> [THE PROBLEM]:
With the pictures removed, write out the full listing below exactly.

> [DATA]:
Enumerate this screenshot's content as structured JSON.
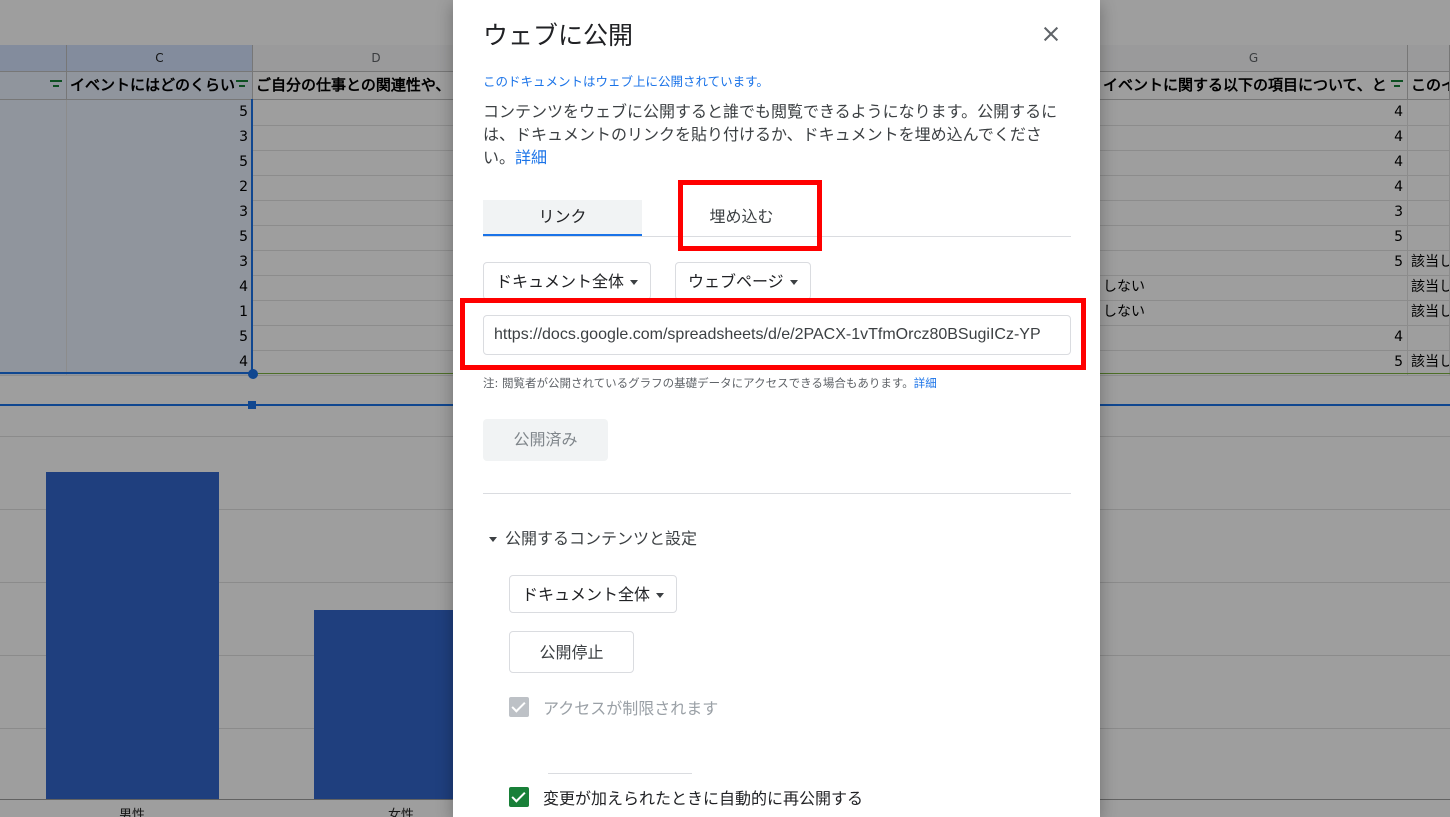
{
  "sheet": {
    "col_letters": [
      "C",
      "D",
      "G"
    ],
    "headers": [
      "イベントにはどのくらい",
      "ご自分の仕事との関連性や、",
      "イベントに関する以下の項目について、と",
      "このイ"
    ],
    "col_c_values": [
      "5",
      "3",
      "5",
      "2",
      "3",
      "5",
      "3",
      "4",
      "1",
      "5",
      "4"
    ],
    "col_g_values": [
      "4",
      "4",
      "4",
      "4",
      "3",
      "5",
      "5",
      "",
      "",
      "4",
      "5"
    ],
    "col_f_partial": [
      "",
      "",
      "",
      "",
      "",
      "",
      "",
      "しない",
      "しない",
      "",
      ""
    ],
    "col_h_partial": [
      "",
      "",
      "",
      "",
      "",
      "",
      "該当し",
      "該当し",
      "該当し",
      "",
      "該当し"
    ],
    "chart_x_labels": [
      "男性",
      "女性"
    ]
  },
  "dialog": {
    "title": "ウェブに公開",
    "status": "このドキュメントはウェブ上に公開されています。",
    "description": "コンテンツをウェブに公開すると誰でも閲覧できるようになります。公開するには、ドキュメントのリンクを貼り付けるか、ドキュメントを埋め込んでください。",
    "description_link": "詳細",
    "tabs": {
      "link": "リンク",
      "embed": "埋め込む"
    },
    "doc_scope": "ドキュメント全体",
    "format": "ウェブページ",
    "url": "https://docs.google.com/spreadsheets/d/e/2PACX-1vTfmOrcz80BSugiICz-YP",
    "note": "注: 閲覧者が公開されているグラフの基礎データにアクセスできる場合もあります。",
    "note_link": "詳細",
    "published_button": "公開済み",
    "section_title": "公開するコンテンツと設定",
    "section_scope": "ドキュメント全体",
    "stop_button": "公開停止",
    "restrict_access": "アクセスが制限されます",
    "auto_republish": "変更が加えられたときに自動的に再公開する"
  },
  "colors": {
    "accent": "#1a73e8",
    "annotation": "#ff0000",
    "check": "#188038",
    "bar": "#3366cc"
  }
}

> [WRITTEN SOLUTION]:
Enumerate this screenshot's content as structured JSON.
{
  "sheet": {
    "col_letters": [
      "C",
      "D",
      "G"
    ],
    "headers": [
      "イベントにはどのくらい",
      "ご自分の仕事との関連性や、",
      "イベントに関する以下の項目について、と",
      "このイ"
    ],
    "col_c_values": [
      "5",
      "3",
      "5",
      "2",
      "3",
      "5",
      "3",
      "4",
      "1",
      "5",
      "4"
    ],
    "col_g_values": [
      "4",
      "4",
      "4",
      "4",
      "3",
      "5",
      "5",
      "",
      "",
      "4",
      "5"
    ],
    "col_f_partial": [
      "",
      "",
      "",
      "",
      "",
      "",
      "",
      "しない",
      "しない",
      "",
      ""
    ],
    "col_h_partial": [
      "",
      "",
      "",
      "",
      "",
      "",
      "該当し",
      "該当し",
      "該当し",
      "",
      "該当し"
    ],
    "chart_x_labels": [
      "男性",
      "女性"
    ]
  },
  "dialog": {
    "title": "ウェブに公開",
    "status": "このドキュメントはウェブ上に公開されています。",
    "description": "コンテンツをウェブに公開すると誰でも閲覧できるようになります。公開するには、ドキュメントのリンクを貼り付けるか、ドキュメントを埋め込んでください。",
    "description_link": "詳細",
    "tabs": {
      "link": "リンク",
      "embed": "埋め込む"
    },
    "doc_scope": "ドキュメント全体",
    "format": "ウェブページ",
    "url": "https://docs.google.com/spreadsheets/d/e/2PACX-1vTfmOrcz80BSugiICz-YP",
    "note": "注: 閲覧者が公開されているグラフの基礎データにアクセスできる場合もあります。",
    "note_link": "詳細",
    "published_button": "公開済み",
    "section_title": "公開するコンテンツと設定",
    "section_scope": "ドキュメント全体",
    "stop_button": "公開停止",
    "restrict_access": "アクセスが制限されます",
    "auto_republish": "変更が加えられたときに自動的に再公開する"
  },
  "colors": {
    "accent": "#1a73e8",
    "annotation": "#ff0000",
    "check": "#188038",
    "bar": "#3366cc"
  }
}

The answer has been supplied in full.